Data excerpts
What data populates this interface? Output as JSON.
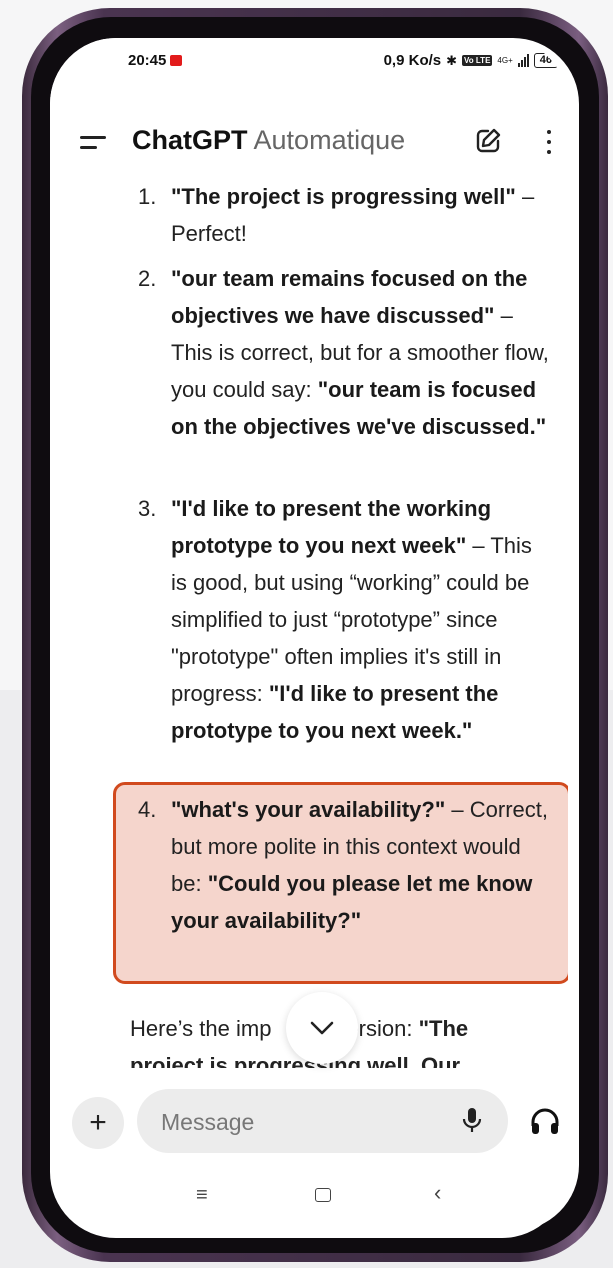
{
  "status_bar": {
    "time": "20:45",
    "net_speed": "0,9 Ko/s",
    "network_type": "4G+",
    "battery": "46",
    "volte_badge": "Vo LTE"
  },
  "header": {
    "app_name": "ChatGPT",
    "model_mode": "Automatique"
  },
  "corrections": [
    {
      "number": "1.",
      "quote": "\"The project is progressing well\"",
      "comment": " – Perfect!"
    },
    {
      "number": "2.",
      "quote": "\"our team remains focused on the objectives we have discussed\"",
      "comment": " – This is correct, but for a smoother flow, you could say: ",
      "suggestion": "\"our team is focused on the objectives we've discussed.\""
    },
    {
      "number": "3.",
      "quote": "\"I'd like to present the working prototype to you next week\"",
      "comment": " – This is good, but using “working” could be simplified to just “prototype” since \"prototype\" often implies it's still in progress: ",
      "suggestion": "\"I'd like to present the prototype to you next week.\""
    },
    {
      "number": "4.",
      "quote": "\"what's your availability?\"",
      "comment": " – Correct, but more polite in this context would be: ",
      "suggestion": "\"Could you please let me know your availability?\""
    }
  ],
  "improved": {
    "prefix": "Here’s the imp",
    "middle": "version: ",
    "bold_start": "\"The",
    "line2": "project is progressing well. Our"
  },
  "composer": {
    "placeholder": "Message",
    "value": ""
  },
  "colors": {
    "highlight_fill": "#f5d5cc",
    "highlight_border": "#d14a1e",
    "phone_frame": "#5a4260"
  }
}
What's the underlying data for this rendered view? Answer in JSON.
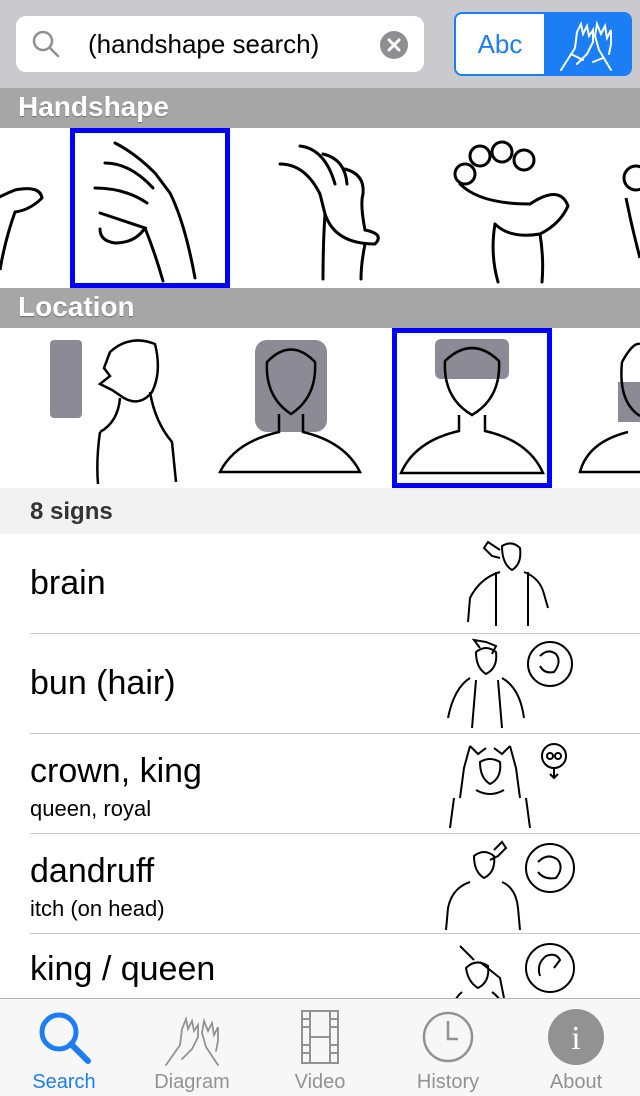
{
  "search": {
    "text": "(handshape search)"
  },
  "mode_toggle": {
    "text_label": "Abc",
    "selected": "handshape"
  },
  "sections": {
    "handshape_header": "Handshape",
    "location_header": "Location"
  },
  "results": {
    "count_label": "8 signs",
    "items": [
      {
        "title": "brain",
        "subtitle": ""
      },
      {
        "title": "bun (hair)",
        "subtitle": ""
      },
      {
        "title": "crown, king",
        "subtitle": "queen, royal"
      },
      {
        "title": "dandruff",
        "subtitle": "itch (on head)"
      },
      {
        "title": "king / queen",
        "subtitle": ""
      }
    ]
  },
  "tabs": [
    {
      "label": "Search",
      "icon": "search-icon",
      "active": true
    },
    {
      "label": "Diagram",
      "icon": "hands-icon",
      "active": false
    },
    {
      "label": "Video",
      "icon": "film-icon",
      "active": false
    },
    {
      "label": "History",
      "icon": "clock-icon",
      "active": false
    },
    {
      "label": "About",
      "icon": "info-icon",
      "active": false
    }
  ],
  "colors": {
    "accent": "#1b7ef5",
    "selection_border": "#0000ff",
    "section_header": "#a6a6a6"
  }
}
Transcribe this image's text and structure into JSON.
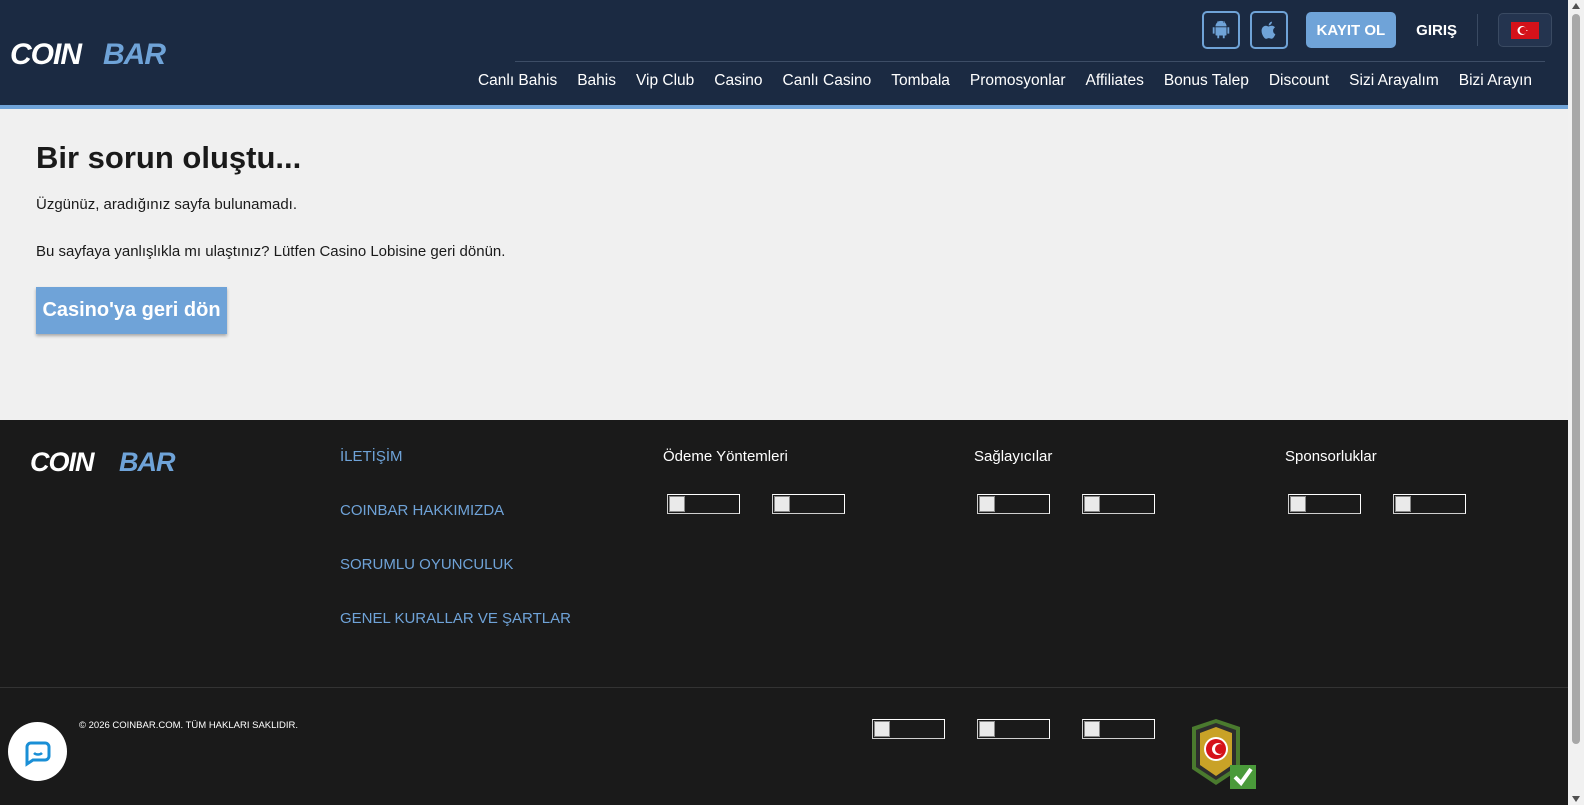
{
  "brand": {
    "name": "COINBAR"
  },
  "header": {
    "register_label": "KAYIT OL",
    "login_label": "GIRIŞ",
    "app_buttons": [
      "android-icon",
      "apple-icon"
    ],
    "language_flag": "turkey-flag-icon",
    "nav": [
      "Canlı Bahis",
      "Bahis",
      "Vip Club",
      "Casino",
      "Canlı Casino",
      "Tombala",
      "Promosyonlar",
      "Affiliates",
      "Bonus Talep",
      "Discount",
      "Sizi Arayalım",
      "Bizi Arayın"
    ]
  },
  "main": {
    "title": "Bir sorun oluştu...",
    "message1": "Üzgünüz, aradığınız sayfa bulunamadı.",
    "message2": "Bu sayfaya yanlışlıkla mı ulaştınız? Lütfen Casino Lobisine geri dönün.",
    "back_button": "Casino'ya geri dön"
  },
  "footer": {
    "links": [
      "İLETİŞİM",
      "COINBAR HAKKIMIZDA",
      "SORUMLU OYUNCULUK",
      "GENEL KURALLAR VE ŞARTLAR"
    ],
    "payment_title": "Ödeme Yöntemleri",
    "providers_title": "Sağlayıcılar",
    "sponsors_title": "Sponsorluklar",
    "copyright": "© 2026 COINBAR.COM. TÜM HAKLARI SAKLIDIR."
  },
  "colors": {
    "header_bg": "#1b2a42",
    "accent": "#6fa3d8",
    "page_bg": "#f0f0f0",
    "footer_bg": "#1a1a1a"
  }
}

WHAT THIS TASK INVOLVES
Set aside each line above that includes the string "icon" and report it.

RESULT OF THIS TASK
      "icon": "search-icon",
      "icon": "hands-icon",
      "icon": "film-icon",
      "icon": "clock-icon",
      "icon": "info-icon",
      "android-icon",
      "apple-icon"
    "language_flag": "turkey-flag-icon",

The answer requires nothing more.